Working with imaging expert Noam Harel, Ph.D., at the University’s world-renowned Center for Magnetic Resonance Research, the DBS surgical team gets the best possible picture of the target area in a patient’s brain via a high-field 7 Tesla MRI scan. Typically, hospitals are equipped with standard 1.5 or 3 Tesla scanners. 

Michael C. Park, M.D., Ph.D., and Jerrold Vitek, M.D., Ph.D., continue to improve DBS outcomes through their team’s use of up-and-coming technology.

But it’s not just about the right technology, Vitek emphasizes: “It’s who’s using it. Folks here are very good at handling the data and at giving us a very good idea of where the target structure is.” 

The imaging expertise is quite valuable after surgery, too, Vitek says. That’s when the care team evaluates the correlation between lead placement and results. 

“Understanding this is what’s going to move the field forward,” he says. 

While DBS surgery has approval from the U.S. Food and Drug Administration to treat Parkinson’s and essential tremor, it also carries humanitarian device exemptions that allow it to be used for dystonia and obsessive-compulsive disorder. And Vitek foresees many other applications. 

“I would say that any circuit disorder could be treatable with DBS,” he says. “Depression. Addiction. Epilepsy. Pain. Potentially even Alzheimer’s. I think the field of DBS is wide open.” 

Back in the gym 

In April 2016, working with Vitek and fellow M Health neurologist Scott Cooper, M.D., Ph.D., Park implanted a lead into Cargill’s brain.

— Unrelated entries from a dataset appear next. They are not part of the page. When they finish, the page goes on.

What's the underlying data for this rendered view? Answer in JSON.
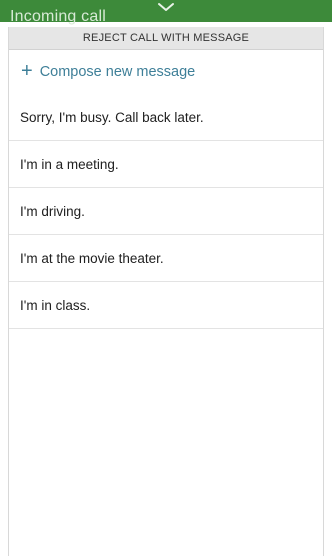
{
  "background": {
    "title": "Incoming call",
    "color": "#3d8a3a"
  },
  "panel": {
    "handle_icon": "chevron-down-icon",
    "header_title": "REJECT CALL WITH MESSAGE",
    "compose_icon": "plus-icon",
    "compose_label": "Compose new message",
    "accent_color": "#3e7f98",
    "messages": [
      "Sorry, I'm busy. Call back later.",
      "I'm in a meeting.",
      "I'm driving.",
      "I'm at the movie theater.",
      "I'm in class."
    ]
  }
}
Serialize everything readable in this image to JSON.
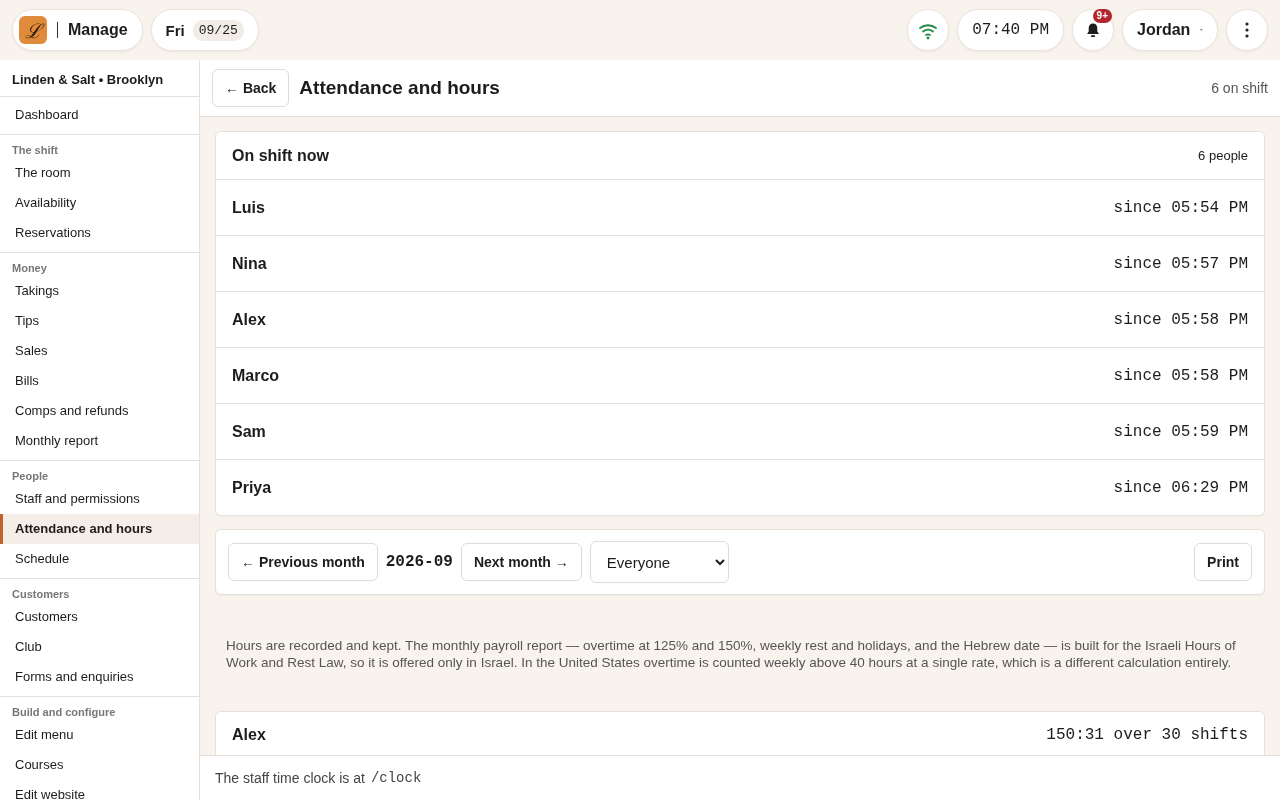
{
  "topbar": {
    "brand": {
      "logo": "ℒ",
      "label": "Manage"
    },
    "date": {
      "day": "Fri",
      "date": "09/25"
    },
    "clock": "07:40 PM",
    "notifications": {
      "badge": "9+"
    },
    "user": {
      "name": "Jordan"
    }
  },
  "sidebar": {
    "venue": "Linden & Salt • Brooklyn",
    "groups": [
      {
        "items": [
          {
            "label": "Dashboard",
            "selected": false
          }
        ]
      },
      {
        "heading": "The shift",
        "items": [
          {
            "label": "The room",
            "selected": false
          },
          {
            "label": "Availability",
            "selected": false
          },
          {
            "label": "Reservations",
            "selected": false
          }
        ]
      },
      {
        "heading": "Money",
        "items": [
          {
            "label": "Takings",
            "selected": false
          },
          {
            "label": "Tips",
            "selected": false
          },
          {
            "label": "Sales",
            "selected": false
          },
          {
            "label": "Bills",
            "selected": false
          },
          {
            "label": "Comps and refunds",
            "selected": false
          },
          {
            "label": "Monthly report",
            "selected": false
          }
        ]
      },
      {
        "heading": "People",
        "items": [
          {
            "label": "Staff and permissions",
            "selected": false
          },
          {
            "label": "Attendance and hours",
            "selected": true
          },
          {
            "label": "Schedule",
            "selected": false
          }
        ]
      },
      {
        "heading": "Customers",
        "items": [
          {
            "label": "Customers",
            "selected": false
          },
          {
            "label": "Club",
            "selected": false
          },
          {
            "label": "Forms and enquiries",
            "selected": false
          }
        ]
      },
      {
        "heading": "Build and configure",
        "items": [
          {
            "label": "Edit menu",
            "selected": false
          },
          {
            "label": "Courses",
            "selected": false
          },
          {
            "label": "Edit website",
            "selected": false
          }
        ]
      }
    ]
  },
  "header": {
    "back": "← Back",
    "title": "Attendance and hours",
    "summary": "6 on shift"
  },
  "on_shift": {
    "title": "On shift now",
    "count": "6 people",
    "rows": [
      {
        "name": "Luis",
        "since": "since 05:54 PM"
      },
      {
        "name": "Nina",
        "since": "since 05:57 PM"
      },
      {
        "name": "Alex",
        "since": "since 05:58 PM"
      },
      {
        "name": "Marco",
        "since": "since 05:58 PM"
      },
      {
        "name": "Sam",
        "since": "since 05:59 PM"
      },
      {
        "name": "Priya",
        "since": "since 06:29 PM"
      }
    ]
  },
  "toolbar": {
    "previous": "← Previous month",
    "month": "2026-09",
    "next": "Next month →",
    "filter": "Everyone",
    "print": "Print"
  },
  "note": "Hours are recorded and kept. The monthly payroll report — overtime at 125% and 150%, weekly rest and holidays, and the Hebrew date — is built for the Israeli Hours of Work and Rest Law, so it is offered only in Israel. In the United States overtime is counted weekly above 40 hours at a single rate, which is a different calculation entirely.",
  "totals": [
    {
      "name": "Alex",
      "hours": "150:31 over 30 shifts"
    }
  ],
  "footer": {
    "text": "The staff time clock is at",
    "path": "/clock"
  }
}
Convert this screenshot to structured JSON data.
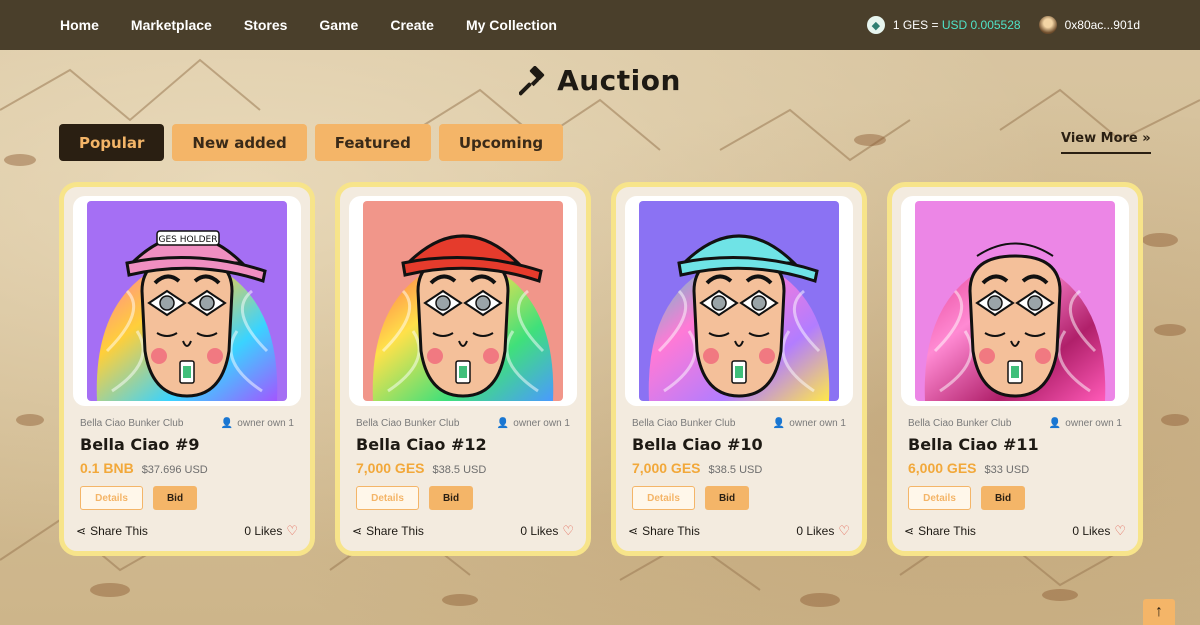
{
  "nav": {
    "items": [
      "Home",
      "Marketplace",
      "Stores",
      "Game",
      "Create",
      "My Collection"
    ]
  },
  "rate": {
    "text_pre": "1 GES = ",
    "text_usd": "USD 0.005528"
  },
  "wallet": {
    "address": "0x80ac...901d"
  },
  "section": {
    "title": "Auction",
    "icon": "gavel-icon"
  },
  "tabs": [
    {
      "label": "Popular",
      "active": true
    },
    {
      "label": "New added",
      "active": false
    },
    {
      "label": "Featured",
      "active": false
    },
    {
      "label": "Upcoming",
      "active": false
    }
  ],
  "view_more": {
    "label": "View More",
    "chevron": "»"
  },
  "cards": [
    {
      "collection": "Bella Ciao Bunker Club",
      "owner": "owner own 1",
      "name": "Bella Ciao #9",
      "price": "0.1 BNB",
      "usd": "$37.696 USD",
      "details": "Details",
      "bid": "Bid",
      "share": "Share This",
      "likes": "0 Likes",
      "bg_color": "#a56ff4",
      "hat_color": "#f08fc1",
      "hat_text": "GES HOLDER",
      "swirl": [
        "#ff6fb1",
        "#ffcf3a",
        "#3ad3ff",
        "#a256ff"
      ]
    },
    {
      "collection": "Bella Ciao Bunker Club",
      "owner": "owner own 1",
      "name": "Bella Ciao #12",
      "price": "7,000 GES",
      "usd": "$38.5 USD",
      "details": "Details",
      "bid": "Bid",
      "share": "Share This",
      "likes": "0 Likes",
      "bg_color": "#f1968a",
      "hat_color": "#e53b2c",
      "hat_text": "",
      "swirl": [
        "#ff5a4a",
        "#ffe14a",
        "#40e07a",
        "#4a9aff"
      ]
    },
    {
      "collection": "Bella Ciao Bunker Club",
      "owner": "owner own 1",
      "name": "Bella Ciao #10",
      "price": "7,000 GES",
      "usd": "$38.5 USD",
      "details": "Details",
      "bid": "Bid",
      "share": "Share This",
      "likes": "0 Likes",
      "bg_color": "#8b72f3",
      "hat_color": "#6fe3e6",
      "hat_text": "",
      "swirl": [
        "#3ad3c4",
        "#ff7ad6",
        "#b27dff",
        "#ffe84a"
      ]
    },
    {
      "collection": "Bella Ciao Bunker Club",
      "owner": "owner own 1",
      "name": "Bella Ciao #11",
      "price": "6,000 GES",
      "usd": "$33 USD",
      "details": "Details",
      "bid": "Bid",
      "share": "Share This",
      "likes": "0 Likes",
      "bg_color": "#ec86e6",
      "hat_color": "",
      "hat_text": "",
      "swirl": [
        "#e23b8f",
        "#ff8ad3",
        "#b0206a",
        "#ff5ab8"
      ]
    }
  ],
  "scroll_top": {
    "icon": "arrow-up-icon",
    "glyph": "↑"
  }
}
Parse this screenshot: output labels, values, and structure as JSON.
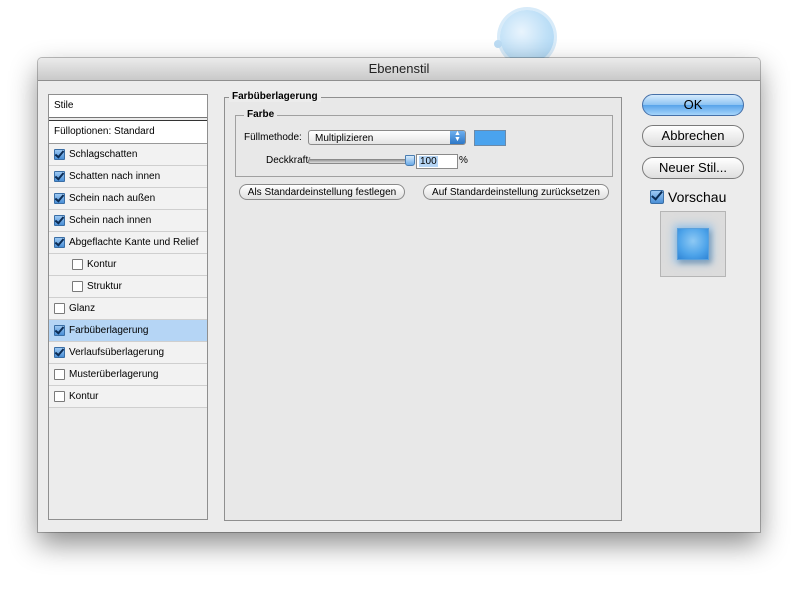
{
  "window": {
    "title": "Ebenenstil"
  },
  "styles_panel": {
    "header": "Stile",
    "blending": "Fülloptionen: Standard",
    "items": [
      {
        "label": "Schlagschatten",
        "checked": true,
        "sub": false,
        "selected": false
      },
      {
        "label": "Schatten nach innen",
        "checked": true,
        "sub": false,
        "selected": false
      },
      {
        "label": "Schein nach außen",
        "checked": true,
        "sub": false,
        "selected": false
      },
      {
        "label": "Schein nach innen",
        "checked": true,
        "sub": false,
        "selected": false
      },
      {
        "label": "Abgeflachte Kante und Relief",
        "checked": true,
        "sub": false,
        "selected": false
      },
      {
        "label": "Kontur",
        "checked": false,
        "sub": true,
        "selected": false
      },
      {
        "label": "Struktur",
        "checked": false,
        "sub": true,
        "selected": false
      },
      {
        "label": "Glanz",
        "checked": false,
        "sub": false,
        "selected": false
      },
      {
        "label": "Farbüberlagerung",
        "checked": true,
        "sub": false,
        "selected": true
      },
      {
        "label": "Verlaufsüberlagerung",
        "checked": true,
        "sub": false,
        "selected": false
      },
      {
        "label": "Musterüberlagerung",
        "checked": false,
        "sub": false,
        "selected": false
      },
      {
        "label": "Kontur",
        "checked": false,
        "sub": false,
        "selected": false
      }
    ]
  },
  "overlay": {
    "title": "Farbüberlagerung",
    "color_group": "Farbe",
    "fill_method_label": "Füllmethode:",
    "fill_method_value": "Multiplizieren",
    "swatch_color": "#4aa3ee",
    "opacity_label": "Deckkraft:",
    "opacity_value": "100",
    "opacity_fraction": 1.0,
    "opacity_unit": "%",
    "make_default": "Als Standardeinstellung festlegen",
    "reset_default": "Auf Standardeinstellung zurücksetzen"
  },
  "buttons": {
    "ok": "OK",
    "cancel": "Abbrechen",
    "new_style": "Neuer Stil...",
    "preview_label": "Vorschau",
    "preview_checked": true
  },
  "colors": {
    "accent": "#4a8fd6",
    "selection": "#b5d5f5"
  }
}
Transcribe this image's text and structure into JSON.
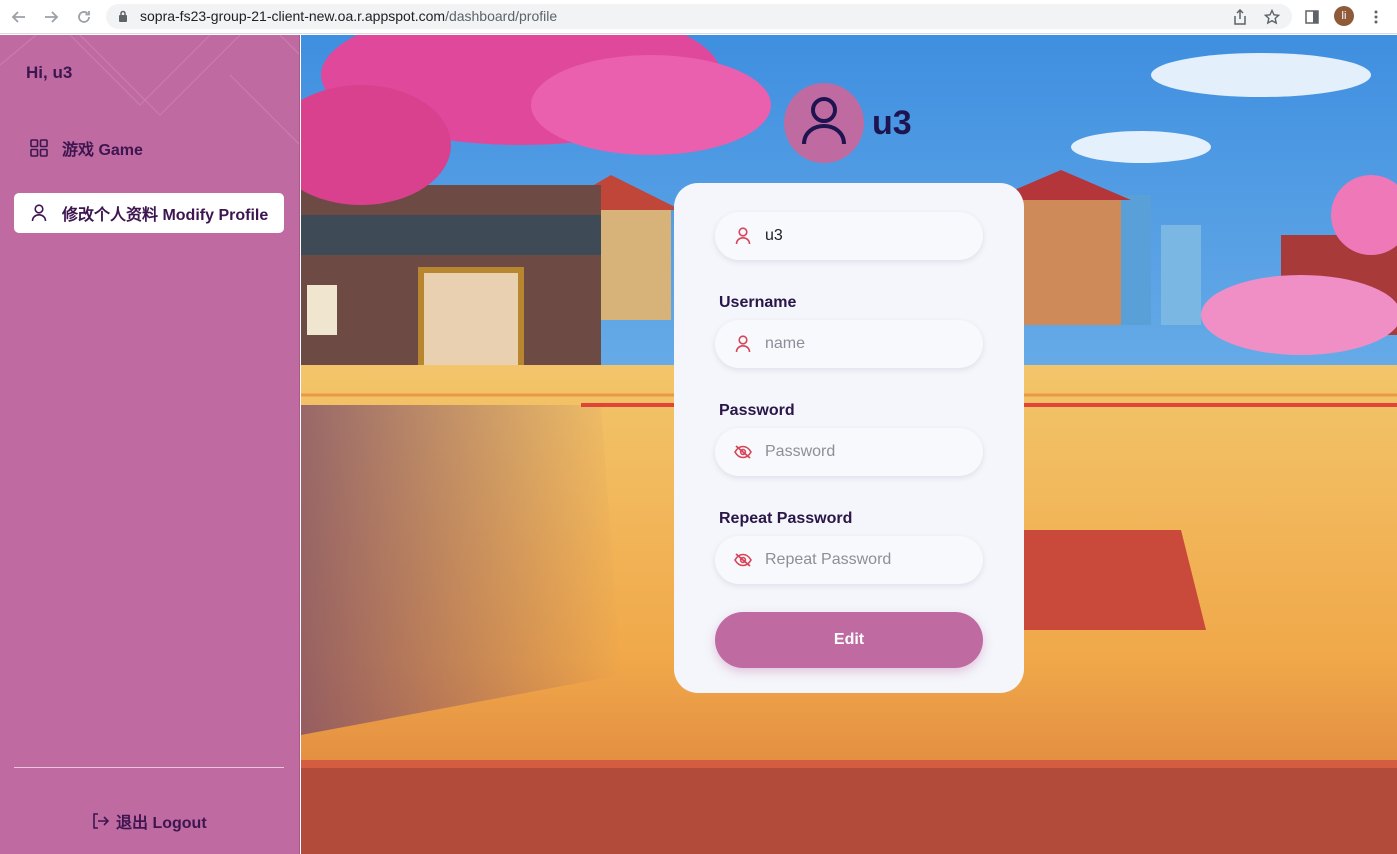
{
  "browser": {
    "url_host": "sopra-fs23-group-21-client-new.oa.r.appspot.com",
    "url_path": "/dashboard/profile",
    "profile_initial": "li"
  },
  "sidebar": {
    "greeting": "Hi, u3",
    "items": [
      {
        "label": "游戏 Game",
        "icon": "grid-icon",
        "active": false
      },
      {
        "label": "修改个人资料 Modify Profile",
        "icon": "user-icon",
        "active": true
      }
    ],
    "logout_label": "退出 Logout"
  },
  "profile": {
    "display_name": "u3",
    "current_username": "u3",
    "username_label": "Username",
    "username_placeholder": "name",
    "password_label": "Password",
    "password_placeholder": "Password",
    "repeat_label": "Repeat Password",
    "repeat_placeholder": "Repeat Password",
    "edit_label": "Edit"
  },
  "colors": {
    "accent": "#bf6ba2",
    "text_dark": "#3d1650",
    "icon_red": "#d6455a"
  }
}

Three weeks later, she had another surgery in which she got her rechargeable battery pack. Then she worked with Tsega Orcutt, R.N., M.S.N., C.N.P., to fine-tune the stimulation the device provided to minimize her symptoms. 

Today, nearly two years after the surgeries, Cargill reports that her Parkinson’s symptoms are 85 percent gone, and her waves of anxiety have completely disappeared. 

“Everybody at the U was wonderful,” she says. “The nurses were wonderful, the doctors, the surgeons … I can’t say enough. They were really kind.” 

Kelly Cargill works out with her trainer, Herb Tanton Jr., three days a week. “It doesn’t matter how crappy I feel when I start,” she says. “When I’m done, I am so energized, and I feel so good. It’s amazing.”

Cargill, of course, was eager to get back to the gym. She vividly remembers the day one instructor told the group to stretch—and she did, this time with her previously cramped hand opened fully. She burst into tears. 

Cargill is simply thankful to be back in her boxing gloves—now with a new perspective. 

“I just live one day at a time, I really do,” she says. “I’m grateful for the days I feel good and grateful for the surgery.”

To learn how you can support DBS research, contact Eva Widder of the University of Minnesota Foundation at 612-624-8650 or ewidder@umn.edu.